Start of Information supplied

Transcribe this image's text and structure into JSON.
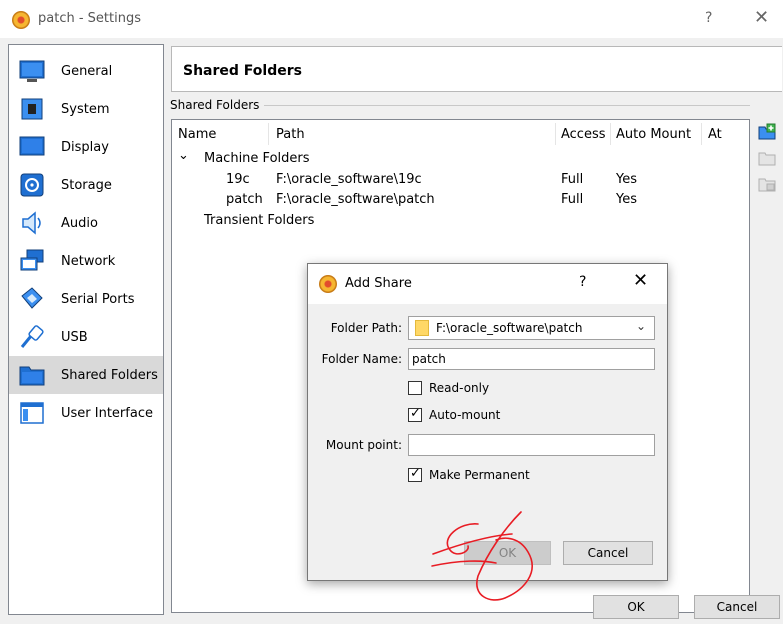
{
  "window": {
    "title": "patch - Settings",
    "help": "?",
    "close": "✕"
  },
  "sidebar": {
    "items": [
      {
        "label": "General",
        "icon": "general-icon"
      },
      {
        "label": "System",
        "icon": "system-icon"
      },
      {
        "label": "Display",
        "icon": "display-icon"
      },
      {
        "label": "Storage",
        "icon": "storage-icon"
      },
      {
        "label": "Audio",
        "icon": "audio-icon"
      },
      {
        "label": "Network",
        "icon": "network-icon"
      },
      {
        "label": "Serial Ports",
        "icon": "serial-ports-icon"
      },
      {
        "label": "USB",
        "icon": "usb-icon"
      },
      {
        "label": "Shared Folders",
        "icon": "shared-folders-icon",
        "selected": true
      },
      {
        "label": "User Interface",
        "icon": "user-interface-icon"
      }
    ]
  },
  "page": {
    "header": "Shared Folders",
    "group_label": "Shared Folders",
    "columns": {
      "name": "Name",
      "path": "Path",
      "access": "Access",
      "auto_mount": "Auto Mount",
      "at": "At"
    },
    "machine_folders": {
      "label": "Machine Folders",
      "expander": "⌄",
      "rows": [
        {
          "name": "19c",
          "path": "F:\\oracle_software\\19c",
          "access": "Full",
          "auto_mount": "Yes"
        },
        {
          "name": "patch",
          "path": "F:\\oracle_software\\patch",
          "access": "Full",
          "auto_mount": "Yes"
        }
      ]
    },
    "transient_folders": {
      "label": "Transient Folders"
    }
  },
  "footer": {
    "ok": "OK",
    "cancel": "Cancel"
  },
  "dialog": {
    "title": "Add Share",
    "help": "?",
    "close": "✕",
    "folder_path_label": "Folder Path:",
    "folder_path_value": "F:\\oracle_software\\patch",
    "folder_name_label": "Folder Name:",
    "folder_name_value": "patch",
    "read_only": {
      "label": "Read-only",
      "checked": false
    },
    "auto_mount": {
      "label": "Auto-mount",
      "checked": true
    },
    "mount_point_label": "Mount point:",
    "mount_point_value": "",
    "make_permanent": {
      "label": "Make Permanent",
      "checked": true
    },
    "ok": "OK",
    "cancel": "Cancel"
  },
  "colors": {
    "selection": "#d9d9d9",
    "annotation": "#e81c24",
    "folder": "#ffd866"
  }
}
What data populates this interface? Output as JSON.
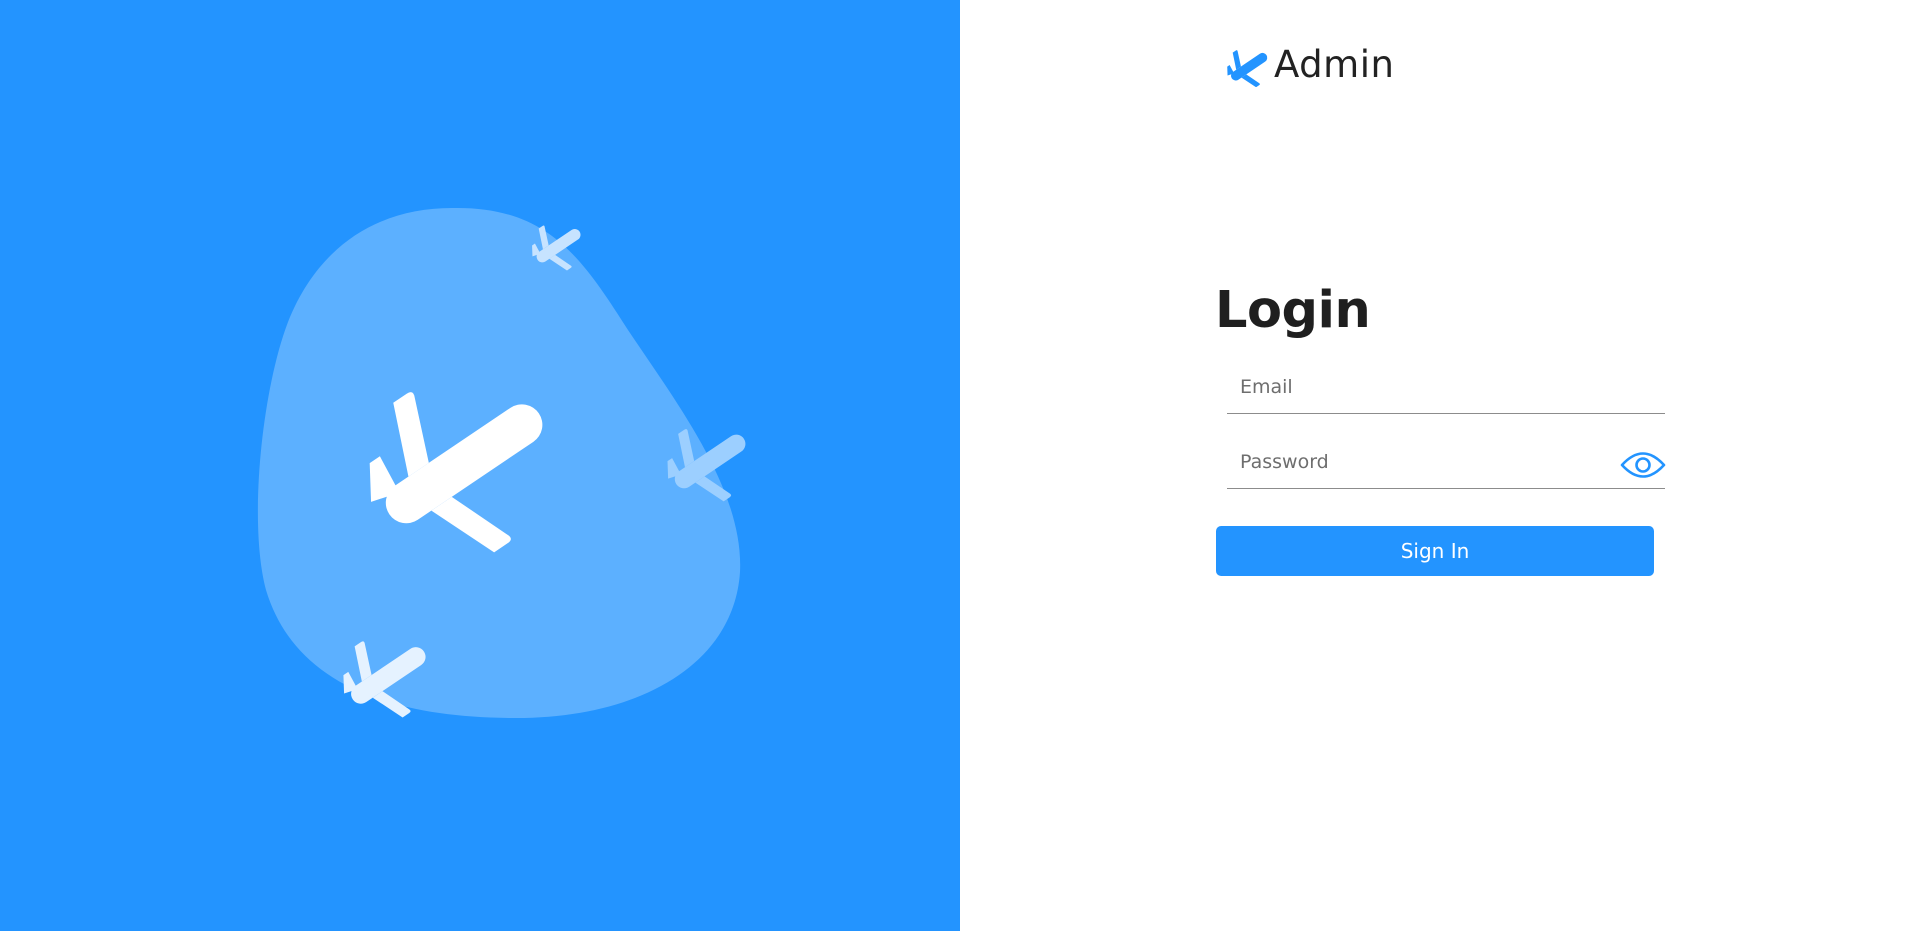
{
  "colors": {
    "accent": "#2394ff",
    "blob": "#5cb0ff",
    "plane_main": "#ffffff",
    "text_dark": "#1f1f1f"
  },
  "brand": {
    "icon": "airplane-icon",
    "name": "Admin"
  },
  "login": {
    "title": "Login",
    "email": {
      "placeholder": "Email",
      "value": ""
    },
    "password": {
      "placeholder": "Password",
      "value": "",
      "toggle_icon": "eye-icon"
    },
    "submit_label": "Sign In"
  },
  "illustration": {
    "icons": [
      "airplane-icon",
      "airplane-icon",
      "airplane-icon",
      "airplane-icon"
    ]
  }
}
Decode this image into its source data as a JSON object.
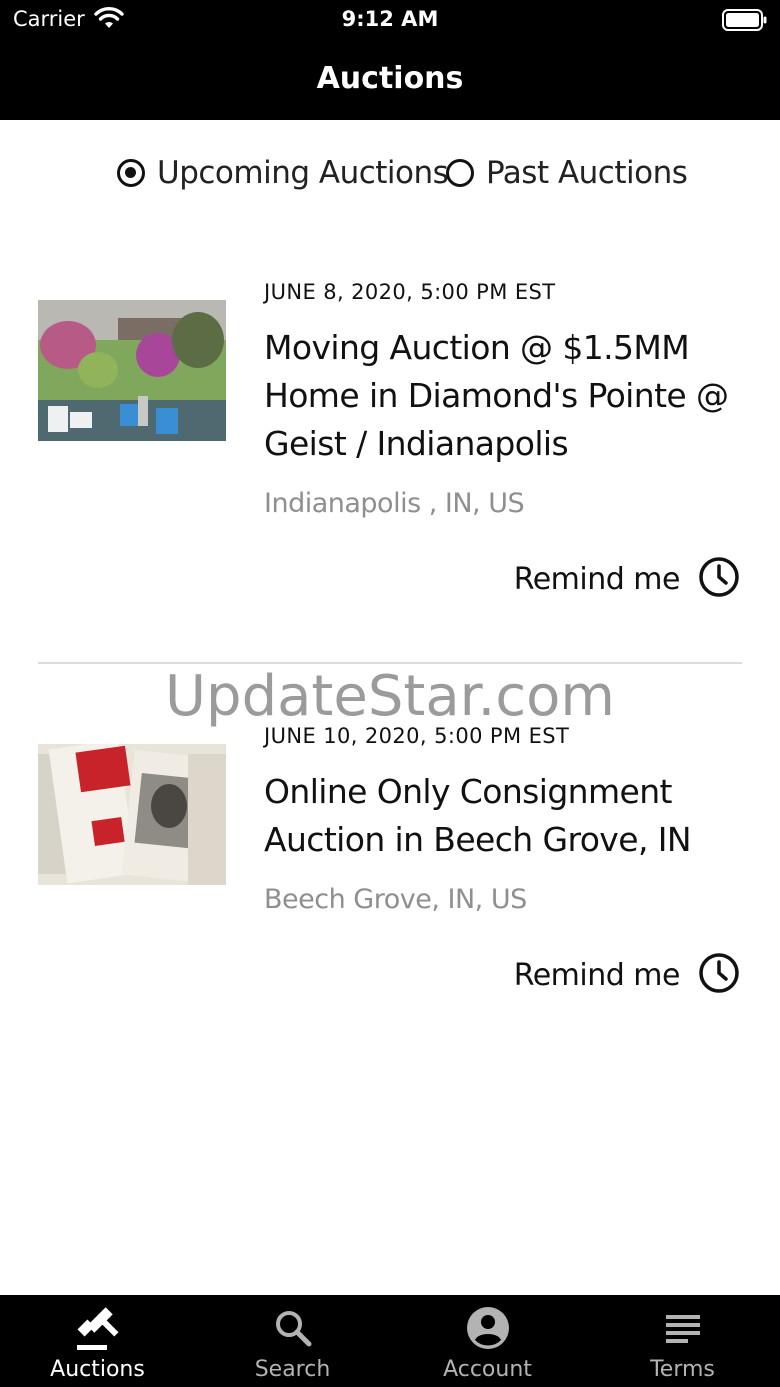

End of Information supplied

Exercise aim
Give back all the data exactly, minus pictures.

Response
Transcribe this image's text and structure into JSON.
{
  "window": {
    "title": "patch - Settings",
    "help": "?",
    "close": "✕"
  },
  "sidebar": {
    "items": [
      {
        "label": "General",
        "icon": "general-icon"
      },
      {
        "label": "System",
        "icon": "system-icon"
      },
      {
        "label": "Display",
        "icon": "display-icon"
      },
      {
        "label": "Storage",
        "icon": "storage-icon"
      },
      {
        "label": "Audio",
        "icon": "audio-icon"
      },
      {
        "label": "Network",
        "icon": "network-icon"
      },
      {
        "label": "Serial Ports",
        "icon": "serial-ports-icon"
      },
      {
        "label": "USB",
        "icon": "usb-icon"
      },
      {
        "label": "Shared Folders",
        "icon": "shared-folders-icon",
        "selected": true
      },
      {
        "label": "User Interface",
        "icon": "user-interface-icon"
      }
    ]
  },
  "page": {
    "header": "Shared Folders",
    "group_label": "Shared Folders",
    "columns": {
      "name": "Name",
      "path": "Path",
      "access": "Access",
      "auto_mount": "Auto Mount",
      "at": "At"
    },
    "machine_folders": {
      "label": "Machine Folders",
      "expander": "⌄",
      "rows": [
        {
          "name": "19c",
          "path": "F:\\oracle_software\\19c",
          "access": "Full",
          "auto_mount": "Yes"
        },
        {
          "name": "patch",
          "path": "F:\\oracle_software\\patch",
          "access": "Full",
          "auto_mount": "Yes"
        }
      ]
    },
    "transient_folders": {
      "label": "Transient Folders"
    }
  },
  "footer": {
    "ok": "OK",
    "cancel": "Cancel"
  },
  "dialog": {
    "title": "Add Share",
    "help": "?",
    "close": "✕",
    "folder_path_label": "Folder Path:",
    "folder_path_value": "F:\\oracle_software\\patch",
    "folder_name_label": "Folder Name:",
    "folder_name_value": "patch",
    "read_only": {
      "label": "Read-only",
      "checked": false
    },
    "auto_mount": {
      "label": "Auto-mount",
      "checked": true
    },
    "mount_point_label": "Mount point:",
    "mount_point_value": "",
    "make_permanent": {
      "label": "Make Permanent",
      "checked": true
    },
    "ok": "OK",
    "cancel": "Cancel"
  },
  "colors": {
    "selection": "#d9d9d9",
    "annotation": "#e81c24",
    "folder": "#ffd866"
  }
}
What data populates this interface? Output as JSON.
{
  "colors": {
    "accent": "#2394ff",
    "blob": "#5cb0ff",
    "plane_main": "#ffffff",
    "text_dark": "#1f1f1f"
  },
  "brand": {
    "icon": "airplane-icon",
    "name": "Admin"
  },
  "login": {
    "title": "Login",
    "email": {
      "placeholder": "Email",
      "value": ""
    },
    "password": {
      "placeholder": "Password",
      "value": "",
      "toggle_icon": "eye-icon"
    },
    "submit_label": "Sign In"
  },
  "illustration": {
    "icons": [
      "airplane-icon",
      "airplane-icon",
      "airplane-icon",
      "airplane-icon"
    ]
  }
}
Decode this image into its source data as a JSON object.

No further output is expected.